I was always strong but I was never really athletic. Athleticism meant team sports, the culture of which was completely beyond me. I had to do some team sports for Phys Ed requirement in high school but I remained the weakest link, because I never understood what about any of it was compelling. I was overweight then, too, and this was before there was any decent plus size clothing so my awkward, teenaged, hormone-addled self had no easy positive reinforcements on her appearance. I felt that there were two ways that Athletic People encouraged me to exercise: the first was “What? Your body can’t run a mile. Just look at it. Run a mile. I dare you. No really, I dare you.” The second was “C’mon! You can run a mile! You’re fat now, but by the end of that mile, you’ll be less fat!” I was not having it, and I put up several walls to keep anyone from trying to convince me otherwise. I couldn’t separate the idea of exercising just to get out and move around from the idea of a punishing workout that moved you to an impossible goal.
In 2015 I was at a party and I overheard someone retelling the first conversation he’d had with his personal trainer. The trainer had asked him what his fitness goals were, and he said, “I want to not be depressed.” That was it. He didn’t need to run a marathon or lift his body weight or swim the Channel. He was doing it only for his mental health, and that was enough. I was quietly floored. This approach gave no need for amateur soccer leagues, running clubs, scales, tape measures, calorie counters, loyalty to sports teams, or rabid worship of bike racers. The whole point was to make my happiness and mental clarity nonnegotiable. This cut the number of fucks I gave about how I looked on a bike right in half, and when I started to find more good-quality gear in my size, it smashed down to nearly zero.

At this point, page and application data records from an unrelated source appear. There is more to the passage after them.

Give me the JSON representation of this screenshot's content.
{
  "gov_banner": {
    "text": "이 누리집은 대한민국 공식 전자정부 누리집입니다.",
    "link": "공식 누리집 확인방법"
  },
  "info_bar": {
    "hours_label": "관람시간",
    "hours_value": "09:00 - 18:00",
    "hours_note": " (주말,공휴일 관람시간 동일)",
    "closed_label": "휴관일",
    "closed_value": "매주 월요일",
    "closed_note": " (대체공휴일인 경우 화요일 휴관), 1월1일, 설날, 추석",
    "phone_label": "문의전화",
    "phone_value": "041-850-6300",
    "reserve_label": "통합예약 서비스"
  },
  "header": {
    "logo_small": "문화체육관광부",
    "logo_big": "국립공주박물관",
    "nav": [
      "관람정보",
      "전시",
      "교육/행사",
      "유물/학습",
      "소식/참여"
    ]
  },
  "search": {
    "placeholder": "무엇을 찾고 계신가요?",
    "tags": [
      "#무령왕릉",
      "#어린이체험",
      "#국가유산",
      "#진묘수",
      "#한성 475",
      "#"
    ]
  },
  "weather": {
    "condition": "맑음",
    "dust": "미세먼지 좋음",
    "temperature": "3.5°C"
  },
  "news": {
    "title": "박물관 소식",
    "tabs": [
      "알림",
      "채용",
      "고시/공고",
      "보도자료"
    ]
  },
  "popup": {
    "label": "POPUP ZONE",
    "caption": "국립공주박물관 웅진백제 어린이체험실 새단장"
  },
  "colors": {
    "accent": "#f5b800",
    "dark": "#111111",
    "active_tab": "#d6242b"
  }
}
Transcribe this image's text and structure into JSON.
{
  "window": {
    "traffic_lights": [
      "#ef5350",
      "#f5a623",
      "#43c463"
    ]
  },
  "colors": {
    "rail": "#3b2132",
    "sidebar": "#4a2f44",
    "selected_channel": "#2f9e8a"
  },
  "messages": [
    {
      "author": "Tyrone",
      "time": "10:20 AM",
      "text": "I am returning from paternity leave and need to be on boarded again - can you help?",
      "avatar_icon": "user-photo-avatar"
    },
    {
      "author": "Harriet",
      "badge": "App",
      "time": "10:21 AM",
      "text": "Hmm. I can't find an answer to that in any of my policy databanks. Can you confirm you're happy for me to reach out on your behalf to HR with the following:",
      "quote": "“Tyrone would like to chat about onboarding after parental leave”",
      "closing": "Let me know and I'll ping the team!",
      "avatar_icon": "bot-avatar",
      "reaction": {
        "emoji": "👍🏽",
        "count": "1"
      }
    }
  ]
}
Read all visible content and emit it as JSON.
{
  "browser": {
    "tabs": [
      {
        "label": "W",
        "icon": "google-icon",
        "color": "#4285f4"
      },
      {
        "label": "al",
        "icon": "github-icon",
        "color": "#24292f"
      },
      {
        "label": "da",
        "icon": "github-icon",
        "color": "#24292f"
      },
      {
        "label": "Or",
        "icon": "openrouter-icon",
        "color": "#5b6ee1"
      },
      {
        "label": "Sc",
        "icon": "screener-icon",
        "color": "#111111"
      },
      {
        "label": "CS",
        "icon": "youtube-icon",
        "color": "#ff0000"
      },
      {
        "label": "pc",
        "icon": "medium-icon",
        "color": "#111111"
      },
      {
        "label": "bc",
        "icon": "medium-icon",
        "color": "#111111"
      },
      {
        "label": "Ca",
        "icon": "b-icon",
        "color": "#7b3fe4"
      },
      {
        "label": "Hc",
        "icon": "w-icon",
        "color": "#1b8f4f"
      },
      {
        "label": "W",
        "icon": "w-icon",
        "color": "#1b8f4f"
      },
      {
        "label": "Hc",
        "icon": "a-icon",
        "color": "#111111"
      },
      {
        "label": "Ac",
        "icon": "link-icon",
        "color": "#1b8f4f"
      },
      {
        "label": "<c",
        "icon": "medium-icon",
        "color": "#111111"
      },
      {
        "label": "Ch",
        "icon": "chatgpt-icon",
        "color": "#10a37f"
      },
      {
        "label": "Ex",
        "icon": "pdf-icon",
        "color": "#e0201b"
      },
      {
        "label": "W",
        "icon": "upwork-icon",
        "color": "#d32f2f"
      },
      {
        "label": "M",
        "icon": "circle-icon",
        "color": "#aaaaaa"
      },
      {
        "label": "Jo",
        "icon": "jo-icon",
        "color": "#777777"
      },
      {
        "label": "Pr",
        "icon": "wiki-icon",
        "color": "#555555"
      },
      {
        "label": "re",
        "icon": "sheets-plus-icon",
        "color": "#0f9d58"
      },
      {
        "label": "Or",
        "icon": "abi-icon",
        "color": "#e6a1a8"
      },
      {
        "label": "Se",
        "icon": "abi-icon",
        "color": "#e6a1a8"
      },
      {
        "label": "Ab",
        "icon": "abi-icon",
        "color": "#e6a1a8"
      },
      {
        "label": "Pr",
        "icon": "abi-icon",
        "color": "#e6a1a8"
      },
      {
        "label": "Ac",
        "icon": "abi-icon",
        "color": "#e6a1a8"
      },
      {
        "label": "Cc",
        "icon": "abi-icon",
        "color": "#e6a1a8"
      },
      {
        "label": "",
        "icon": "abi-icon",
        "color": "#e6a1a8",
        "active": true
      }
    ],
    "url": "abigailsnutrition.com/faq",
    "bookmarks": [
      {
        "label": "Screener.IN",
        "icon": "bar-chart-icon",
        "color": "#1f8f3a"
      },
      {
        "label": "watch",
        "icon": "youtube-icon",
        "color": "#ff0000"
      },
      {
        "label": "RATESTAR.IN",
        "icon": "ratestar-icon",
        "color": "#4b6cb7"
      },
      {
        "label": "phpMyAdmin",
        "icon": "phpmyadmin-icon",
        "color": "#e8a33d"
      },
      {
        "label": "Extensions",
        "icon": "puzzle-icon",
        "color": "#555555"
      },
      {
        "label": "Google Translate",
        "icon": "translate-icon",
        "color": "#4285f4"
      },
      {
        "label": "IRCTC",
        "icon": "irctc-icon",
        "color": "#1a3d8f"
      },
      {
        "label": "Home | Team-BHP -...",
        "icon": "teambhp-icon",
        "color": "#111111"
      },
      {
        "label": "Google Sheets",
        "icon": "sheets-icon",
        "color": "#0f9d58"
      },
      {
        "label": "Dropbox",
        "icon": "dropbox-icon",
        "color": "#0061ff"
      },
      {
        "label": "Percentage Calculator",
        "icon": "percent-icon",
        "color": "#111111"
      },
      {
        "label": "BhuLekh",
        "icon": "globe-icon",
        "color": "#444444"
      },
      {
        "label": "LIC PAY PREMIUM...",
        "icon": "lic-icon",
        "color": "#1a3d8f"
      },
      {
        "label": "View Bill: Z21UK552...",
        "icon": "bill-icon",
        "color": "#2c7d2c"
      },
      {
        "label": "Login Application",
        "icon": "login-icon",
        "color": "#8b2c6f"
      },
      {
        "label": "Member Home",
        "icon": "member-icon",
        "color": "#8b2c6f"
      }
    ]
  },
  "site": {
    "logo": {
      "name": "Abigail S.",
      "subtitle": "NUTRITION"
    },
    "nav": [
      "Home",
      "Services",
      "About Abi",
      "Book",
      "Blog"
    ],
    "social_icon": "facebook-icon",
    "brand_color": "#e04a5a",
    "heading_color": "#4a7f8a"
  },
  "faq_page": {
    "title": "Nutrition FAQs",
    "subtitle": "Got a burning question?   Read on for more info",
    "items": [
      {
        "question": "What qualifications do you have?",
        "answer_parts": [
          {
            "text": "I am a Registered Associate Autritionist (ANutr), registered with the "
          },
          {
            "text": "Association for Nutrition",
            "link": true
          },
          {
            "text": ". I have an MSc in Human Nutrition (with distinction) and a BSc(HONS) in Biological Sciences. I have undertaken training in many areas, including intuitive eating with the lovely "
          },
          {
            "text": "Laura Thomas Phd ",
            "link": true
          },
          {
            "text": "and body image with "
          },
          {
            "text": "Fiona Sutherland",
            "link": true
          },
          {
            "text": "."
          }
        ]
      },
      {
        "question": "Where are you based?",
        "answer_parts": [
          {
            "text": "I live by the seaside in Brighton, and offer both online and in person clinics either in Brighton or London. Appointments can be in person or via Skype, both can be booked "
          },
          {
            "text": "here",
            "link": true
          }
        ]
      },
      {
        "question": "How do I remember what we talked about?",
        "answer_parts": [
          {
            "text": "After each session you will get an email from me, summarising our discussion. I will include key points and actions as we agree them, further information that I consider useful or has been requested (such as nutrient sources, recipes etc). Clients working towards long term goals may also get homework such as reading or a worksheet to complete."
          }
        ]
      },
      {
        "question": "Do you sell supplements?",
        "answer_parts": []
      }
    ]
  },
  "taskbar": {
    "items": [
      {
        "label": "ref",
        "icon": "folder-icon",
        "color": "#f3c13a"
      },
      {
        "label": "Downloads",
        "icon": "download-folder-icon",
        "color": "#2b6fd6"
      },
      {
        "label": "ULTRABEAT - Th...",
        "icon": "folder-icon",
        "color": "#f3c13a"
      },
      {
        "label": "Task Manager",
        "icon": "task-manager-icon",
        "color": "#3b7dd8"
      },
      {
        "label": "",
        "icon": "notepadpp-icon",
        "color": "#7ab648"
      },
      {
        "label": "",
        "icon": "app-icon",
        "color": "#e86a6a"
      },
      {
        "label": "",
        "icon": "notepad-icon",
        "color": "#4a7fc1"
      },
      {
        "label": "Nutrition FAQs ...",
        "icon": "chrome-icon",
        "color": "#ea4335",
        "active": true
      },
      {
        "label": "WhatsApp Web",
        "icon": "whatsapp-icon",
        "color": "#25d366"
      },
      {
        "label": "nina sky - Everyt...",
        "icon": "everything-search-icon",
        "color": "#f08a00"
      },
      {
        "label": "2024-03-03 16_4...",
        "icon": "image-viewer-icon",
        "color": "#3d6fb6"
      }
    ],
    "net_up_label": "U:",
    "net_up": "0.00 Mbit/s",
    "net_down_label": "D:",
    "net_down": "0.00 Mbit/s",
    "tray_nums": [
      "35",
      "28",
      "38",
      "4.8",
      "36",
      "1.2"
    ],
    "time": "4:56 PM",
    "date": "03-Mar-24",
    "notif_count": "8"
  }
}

Now I’m One Of Those People Who Needs To Exercise; I get cabin fever without my bike. I could care less about the Tour de France, but this morning, I clocked my commute at 40 minutes, where it was an hour when I started two years ago. I went on a 55-mile ride in October, and I thumbed my nose a little bit at every aspect of our culture that discourages my body from being able to make progress. I know now that I’m capable of making progress, and that makes me gentler with myself, and that makes me harder on myself. I’ve shifted the needle on what is realistic.
What is your next goal related to biking and/or diabetes?
I reached my goal of a 50-mile ride last year; if I can do a century this year I’ll start to think about doing the Seattle-to-Portland ride in 2-3 years.
[Congratulations! And you can always join us for a JDRF century ride, you know…just sayin’. :-)]